Each line of the data that mentions the string "Progress" needs to be identified and copied.

────────────────

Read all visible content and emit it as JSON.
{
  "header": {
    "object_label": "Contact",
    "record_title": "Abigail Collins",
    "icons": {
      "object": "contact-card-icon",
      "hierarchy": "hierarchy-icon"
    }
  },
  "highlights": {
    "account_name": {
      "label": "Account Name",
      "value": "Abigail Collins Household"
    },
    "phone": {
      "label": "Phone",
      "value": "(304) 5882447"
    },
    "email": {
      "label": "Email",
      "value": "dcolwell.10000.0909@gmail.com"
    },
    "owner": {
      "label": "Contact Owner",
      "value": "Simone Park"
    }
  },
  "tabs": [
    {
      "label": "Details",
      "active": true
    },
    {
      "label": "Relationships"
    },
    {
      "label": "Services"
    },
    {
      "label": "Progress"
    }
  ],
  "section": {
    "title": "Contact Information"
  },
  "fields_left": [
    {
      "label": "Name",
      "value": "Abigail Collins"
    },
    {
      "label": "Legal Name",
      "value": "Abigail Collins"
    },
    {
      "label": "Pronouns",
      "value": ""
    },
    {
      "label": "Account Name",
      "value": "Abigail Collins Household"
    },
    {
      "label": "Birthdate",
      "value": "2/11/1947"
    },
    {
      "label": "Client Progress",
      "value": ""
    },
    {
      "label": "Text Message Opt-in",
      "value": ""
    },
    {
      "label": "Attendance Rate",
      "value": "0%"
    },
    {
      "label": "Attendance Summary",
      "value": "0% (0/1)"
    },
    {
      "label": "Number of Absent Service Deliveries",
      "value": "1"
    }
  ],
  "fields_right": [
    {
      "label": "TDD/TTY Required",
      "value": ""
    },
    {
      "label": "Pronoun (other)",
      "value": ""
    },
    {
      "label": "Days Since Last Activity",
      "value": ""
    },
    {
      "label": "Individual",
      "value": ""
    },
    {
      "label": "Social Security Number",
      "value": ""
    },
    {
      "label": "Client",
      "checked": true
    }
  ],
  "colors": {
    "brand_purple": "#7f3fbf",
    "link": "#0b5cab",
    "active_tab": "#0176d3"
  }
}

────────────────

Written reply:
      "label": "Progress"
      "label": "Client Progress",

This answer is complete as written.